*WORK TO BE COMPLETED*: The required answer is every line of the data containing the word "Authentication".

(Data extracted from a collection)
┌──
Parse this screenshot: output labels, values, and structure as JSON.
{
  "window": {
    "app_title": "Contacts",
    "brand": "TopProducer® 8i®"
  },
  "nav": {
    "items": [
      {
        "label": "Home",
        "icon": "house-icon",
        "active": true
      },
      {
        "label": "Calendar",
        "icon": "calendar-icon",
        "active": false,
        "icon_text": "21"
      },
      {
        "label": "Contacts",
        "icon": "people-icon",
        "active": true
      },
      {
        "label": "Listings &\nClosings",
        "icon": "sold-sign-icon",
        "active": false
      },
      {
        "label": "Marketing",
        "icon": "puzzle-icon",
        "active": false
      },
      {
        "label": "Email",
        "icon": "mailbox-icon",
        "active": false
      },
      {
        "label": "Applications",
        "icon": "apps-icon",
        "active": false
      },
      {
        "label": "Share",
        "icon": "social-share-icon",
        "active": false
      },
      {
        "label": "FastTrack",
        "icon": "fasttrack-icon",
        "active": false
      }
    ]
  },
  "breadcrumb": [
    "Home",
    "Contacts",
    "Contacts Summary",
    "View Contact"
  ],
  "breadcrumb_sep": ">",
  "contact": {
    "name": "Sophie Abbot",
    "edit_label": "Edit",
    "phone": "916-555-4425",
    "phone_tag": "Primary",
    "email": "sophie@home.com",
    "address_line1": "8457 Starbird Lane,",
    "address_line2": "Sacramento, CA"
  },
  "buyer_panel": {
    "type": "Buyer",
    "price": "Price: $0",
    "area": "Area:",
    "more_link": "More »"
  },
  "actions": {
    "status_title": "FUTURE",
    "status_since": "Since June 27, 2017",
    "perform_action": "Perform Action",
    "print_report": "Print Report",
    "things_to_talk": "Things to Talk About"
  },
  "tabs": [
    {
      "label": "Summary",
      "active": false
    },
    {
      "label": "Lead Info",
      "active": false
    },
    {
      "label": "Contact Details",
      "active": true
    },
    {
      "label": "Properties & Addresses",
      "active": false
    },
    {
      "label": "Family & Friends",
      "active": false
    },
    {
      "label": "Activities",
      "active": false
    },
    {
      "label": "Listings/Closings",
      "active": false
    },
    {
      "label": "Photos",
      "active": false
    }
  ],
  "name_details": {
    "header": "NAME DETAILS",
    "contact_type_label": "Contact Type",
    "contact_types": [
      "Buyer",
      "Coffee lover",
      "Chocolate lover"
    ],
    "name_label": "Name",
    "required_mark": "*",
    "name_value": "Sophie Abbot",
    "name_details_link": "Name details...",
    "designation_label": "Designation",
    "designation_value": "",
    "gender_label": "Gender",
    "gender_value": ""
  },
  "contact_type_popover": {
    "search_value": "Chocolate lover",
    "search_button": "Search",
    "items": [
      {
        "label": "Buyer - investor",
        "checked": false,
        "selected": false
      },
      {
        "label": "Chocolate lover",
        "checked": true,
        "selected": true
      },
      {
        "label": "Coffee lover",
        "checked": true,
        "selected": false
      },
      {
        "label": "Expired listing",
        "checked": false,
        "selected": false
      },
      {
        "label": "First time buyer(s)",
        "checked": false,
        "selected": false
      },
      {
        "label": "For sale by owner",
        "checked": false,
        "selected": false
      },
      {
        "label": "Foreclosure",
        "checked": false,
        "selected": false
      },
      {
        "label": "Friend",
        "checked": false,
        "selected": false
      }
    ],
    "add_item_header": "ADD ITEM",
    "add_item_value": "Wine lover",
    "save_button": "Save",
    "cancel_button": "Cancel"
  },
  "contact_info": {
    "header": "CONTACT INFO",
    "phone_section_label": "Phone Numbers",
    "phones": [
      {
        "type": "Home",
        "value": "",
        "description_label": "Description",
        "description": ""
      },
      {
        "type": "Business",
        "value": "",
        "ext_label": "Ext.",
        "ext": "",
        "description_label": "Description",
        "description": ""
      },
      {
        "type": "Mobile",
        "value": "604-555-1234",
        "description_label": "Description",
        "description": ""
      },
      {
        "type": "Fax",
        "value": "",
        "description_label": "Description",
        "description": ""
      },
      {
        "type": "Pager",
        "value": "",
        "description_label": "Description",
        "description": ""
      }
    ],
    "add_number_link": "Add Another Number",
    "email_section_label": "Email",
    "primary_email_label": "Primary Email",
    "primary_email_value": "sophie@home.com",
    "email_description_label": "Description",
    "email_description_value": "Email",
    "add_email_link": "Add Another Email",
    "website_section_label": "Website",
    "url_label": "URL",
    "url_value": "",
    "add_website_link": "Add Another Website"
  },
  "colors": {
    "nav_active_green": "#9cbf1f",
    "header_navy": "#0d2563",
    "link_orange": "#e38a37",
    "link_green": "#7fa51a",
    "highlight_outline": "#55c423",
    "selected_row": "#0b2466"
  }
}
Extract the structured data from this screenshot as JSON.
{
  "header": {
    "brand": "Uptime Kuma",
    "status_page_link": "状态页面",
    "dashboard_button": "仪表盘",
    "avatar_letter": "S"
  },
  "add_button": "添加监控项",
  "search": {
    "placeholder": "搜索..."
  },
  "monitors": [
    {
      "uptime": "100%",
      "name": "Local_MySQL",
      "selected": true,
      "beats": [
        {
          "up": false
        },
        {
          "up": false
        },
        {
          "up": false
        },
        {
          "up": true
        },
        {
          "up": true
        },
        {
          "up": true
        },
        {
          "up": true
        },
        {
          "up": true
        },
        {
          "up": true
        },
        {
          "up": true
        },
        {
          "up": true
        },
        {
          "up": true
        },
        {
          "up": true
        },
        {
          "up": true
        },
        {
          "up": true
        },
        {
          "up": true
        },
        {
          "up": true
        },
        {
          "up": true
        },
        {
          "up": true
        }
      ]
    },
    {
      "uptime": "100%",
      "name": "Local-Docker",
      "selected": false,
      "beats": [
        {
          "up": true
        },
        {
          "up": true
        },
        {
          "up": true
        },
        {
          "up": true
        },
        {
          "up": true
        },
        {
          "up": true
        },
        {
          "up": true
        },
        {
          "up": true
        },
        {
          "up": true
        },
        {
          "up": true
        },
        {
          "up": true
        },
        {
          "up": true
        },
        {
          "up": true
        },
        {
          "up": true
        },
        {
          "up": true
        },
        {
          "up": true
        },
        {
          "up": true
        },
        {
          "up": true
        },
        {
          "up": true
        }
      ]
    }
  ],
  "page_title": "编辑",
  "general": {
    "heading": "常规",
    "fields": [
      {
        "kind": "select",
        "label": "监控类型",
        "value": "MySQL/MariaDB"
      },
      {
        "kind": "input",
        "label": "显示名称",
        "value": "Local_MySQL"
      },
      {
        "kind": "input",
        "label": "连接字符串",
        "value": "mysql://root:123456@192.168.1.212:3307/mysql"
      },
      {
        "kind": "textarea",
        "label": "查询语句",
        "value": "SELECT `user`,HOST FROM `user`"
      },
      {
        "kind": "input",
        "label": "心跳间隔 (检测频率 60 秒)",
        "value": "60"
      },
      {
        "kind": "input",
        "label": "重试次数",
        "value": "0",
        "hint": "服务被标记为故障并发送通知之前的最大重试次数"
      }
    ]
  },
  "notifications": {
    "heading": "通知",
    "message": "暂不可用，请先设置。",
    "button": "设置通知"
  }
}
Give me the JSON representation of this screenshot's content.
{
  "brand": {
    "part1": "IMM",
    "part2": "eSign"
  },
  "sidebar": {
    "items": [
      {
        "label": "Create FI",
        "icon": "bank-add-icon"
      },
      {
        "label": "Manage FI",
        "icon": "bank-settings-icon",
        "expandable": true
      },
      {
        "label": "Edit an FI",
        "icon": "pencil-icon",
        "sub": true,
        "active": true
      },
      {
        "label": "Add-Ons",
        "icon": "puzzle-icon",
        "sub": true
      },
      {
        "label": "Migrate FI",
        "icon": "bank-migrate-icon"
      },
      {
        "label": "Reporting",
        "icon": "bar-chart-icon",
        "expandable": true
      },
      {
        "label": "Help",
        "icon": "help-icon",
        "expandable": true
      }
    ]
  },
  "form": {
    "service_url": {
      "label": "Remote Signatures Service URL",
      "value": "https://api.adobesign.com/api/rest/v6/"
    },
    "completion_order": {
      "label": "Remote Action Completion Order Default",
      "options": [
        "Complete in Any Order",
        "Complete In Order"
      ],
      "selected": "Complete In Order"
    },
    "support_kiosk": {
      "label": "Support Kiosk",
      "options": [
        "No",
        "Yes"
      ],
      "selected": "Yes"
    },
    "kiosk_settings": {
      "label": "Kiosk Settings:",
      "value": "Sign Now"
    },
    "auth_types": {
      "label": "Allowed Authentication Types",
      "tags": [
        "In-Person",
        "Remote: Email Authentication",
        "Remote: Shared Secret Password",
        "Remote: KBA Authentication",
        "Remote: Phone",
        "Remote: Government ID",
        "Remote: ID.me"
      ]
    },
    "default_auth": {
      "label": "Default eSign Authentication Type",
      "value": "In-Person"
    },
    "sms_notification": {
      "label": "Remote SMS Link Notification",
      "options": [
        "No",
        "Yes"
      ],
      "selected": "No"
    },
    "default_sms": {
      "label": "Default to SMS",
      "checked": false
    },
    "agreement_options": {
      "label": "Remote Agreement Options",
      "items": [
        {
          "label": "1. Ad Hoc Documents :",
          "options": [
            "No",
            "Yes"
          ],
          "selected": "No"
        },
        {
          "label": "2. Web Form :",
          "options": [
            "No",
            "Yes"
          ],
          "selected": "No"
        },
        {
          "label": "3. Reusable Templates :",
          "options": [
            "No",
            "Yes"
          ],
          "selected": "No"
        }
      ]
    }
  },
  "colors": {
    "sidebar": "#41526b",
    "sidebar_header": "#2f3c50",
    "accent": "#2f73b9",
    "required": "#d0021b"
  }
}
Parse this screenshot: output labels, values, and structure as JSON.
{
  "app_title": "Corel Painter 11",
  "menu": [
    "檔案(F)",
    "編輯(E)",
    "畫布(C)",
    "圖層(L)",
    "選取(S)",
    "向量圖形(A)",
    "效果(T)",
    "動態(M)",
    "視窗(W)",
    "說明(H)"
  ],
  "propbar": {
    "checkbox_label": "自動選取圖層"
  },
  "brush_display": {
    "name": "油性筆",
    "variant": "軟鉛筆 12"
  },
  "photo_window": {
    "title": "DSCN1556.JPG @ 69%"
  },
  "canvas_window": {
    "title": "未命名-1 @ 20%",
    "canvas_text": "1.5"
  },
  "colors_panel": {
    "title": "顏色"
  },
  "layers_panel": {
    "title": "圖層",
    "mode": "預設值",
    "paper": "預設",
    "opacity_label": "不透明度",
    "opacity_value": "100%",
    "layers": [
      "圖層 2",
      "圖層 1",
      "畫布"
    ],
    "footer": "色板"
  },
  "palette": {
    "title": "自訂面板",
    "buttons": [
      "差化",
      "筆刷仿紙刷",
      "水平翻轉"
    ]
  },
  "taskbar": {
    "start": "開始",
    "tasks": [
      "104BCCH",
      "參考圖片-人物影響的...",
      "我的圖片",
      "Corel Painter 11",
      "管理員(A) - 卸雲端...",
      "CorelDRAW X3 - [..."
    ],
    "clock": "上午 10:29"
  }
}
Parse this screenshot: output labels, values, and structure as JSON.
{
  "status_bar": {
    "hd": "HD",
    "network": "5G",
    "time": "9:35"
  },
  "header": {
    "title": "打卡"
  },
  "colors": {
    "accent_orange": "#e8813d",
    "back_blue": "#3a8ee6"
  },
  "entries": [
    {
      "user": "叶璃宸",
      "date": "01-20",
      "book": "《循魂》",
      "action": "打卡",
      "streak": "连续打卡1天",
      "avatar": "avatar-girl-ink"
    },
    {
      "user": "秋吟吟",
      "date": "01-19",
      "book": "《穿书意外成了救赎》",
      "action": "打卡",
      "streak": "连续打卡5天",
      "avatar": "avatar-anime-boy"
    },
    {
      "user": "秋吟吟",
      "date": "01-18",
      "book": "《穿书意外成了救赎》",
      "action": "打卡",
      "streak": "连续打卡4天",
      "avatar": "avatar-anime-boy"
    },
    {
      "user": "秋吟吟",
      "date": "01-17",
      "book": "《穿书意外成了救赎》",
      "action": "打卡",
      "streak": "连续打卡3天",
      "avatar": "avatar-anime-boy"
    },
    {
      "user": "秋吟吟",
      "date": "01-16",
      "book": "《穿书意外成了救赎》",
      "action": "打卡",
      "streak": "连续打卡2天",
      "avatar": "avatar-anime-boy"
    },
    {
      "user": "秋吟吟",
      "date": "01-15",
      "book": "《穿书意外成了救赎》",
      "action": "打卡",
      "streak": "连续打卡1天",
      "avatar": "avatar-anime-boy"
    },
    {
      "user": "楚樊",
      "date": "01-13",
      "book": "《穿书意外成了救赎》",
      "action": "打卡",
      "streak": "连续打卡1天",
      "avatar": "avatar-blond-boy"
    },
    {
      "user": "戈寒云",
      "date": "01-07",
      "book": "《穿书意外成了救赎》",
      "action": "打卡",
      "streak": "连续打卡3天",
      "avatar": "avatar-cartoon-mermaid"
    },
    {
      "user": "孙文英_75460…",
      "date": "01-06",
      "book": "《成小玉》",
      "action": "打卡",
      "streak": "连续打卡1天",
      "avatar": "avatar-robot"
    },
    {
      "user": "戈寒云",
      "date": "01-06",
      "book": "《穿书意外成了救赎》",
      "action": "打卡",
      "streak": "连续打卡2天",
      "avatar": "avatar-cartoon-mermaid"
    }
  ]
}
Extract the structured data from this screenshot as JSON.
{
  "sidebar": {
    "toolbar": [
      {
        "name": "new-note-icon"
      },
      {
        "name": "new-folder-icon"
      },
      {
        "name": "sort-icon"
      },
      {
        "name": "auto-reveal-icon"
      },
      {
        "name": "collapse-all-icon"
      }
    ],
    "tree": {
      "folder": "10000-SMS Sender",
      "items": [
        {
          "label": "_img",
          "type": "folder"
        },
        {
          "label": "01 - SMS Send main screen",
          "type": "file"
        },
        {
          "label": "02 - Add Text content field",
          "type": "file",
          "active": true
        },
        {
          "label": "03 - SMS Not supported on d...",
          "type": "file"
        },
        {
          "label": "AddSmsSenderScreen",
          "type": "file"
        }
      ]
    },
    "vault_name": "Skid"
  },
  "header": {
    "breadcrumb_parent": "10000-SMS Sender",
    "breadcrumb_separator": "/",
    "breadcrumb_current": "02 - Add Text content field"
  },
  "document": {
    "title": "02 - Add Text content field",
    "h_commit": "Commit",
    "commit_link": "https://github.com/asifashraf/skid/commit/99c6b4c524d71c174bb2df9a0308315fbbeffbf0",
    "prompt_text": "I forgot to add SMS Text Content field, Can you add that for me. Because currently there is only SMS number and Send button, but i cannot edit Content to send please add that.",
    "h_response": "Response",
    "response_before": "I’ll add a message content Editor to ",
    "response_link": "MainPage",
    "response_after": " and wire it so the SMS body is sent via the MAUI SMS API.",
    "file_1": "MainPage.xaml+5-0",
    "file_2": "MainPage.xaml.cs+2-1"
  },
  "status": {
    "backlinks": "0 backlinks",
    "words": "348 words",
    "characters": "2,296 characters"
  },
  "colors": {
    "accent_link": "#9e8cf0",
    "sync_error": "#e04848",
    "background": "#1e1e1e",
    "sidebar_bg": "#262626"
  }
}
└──
*ANSWER SECTION*:
      "label": "Allowed Authentication Types",
        "Remote: Email Authentication",
        "Remote: KBA Authentication",
      "label": "Default eSign Authentication Type",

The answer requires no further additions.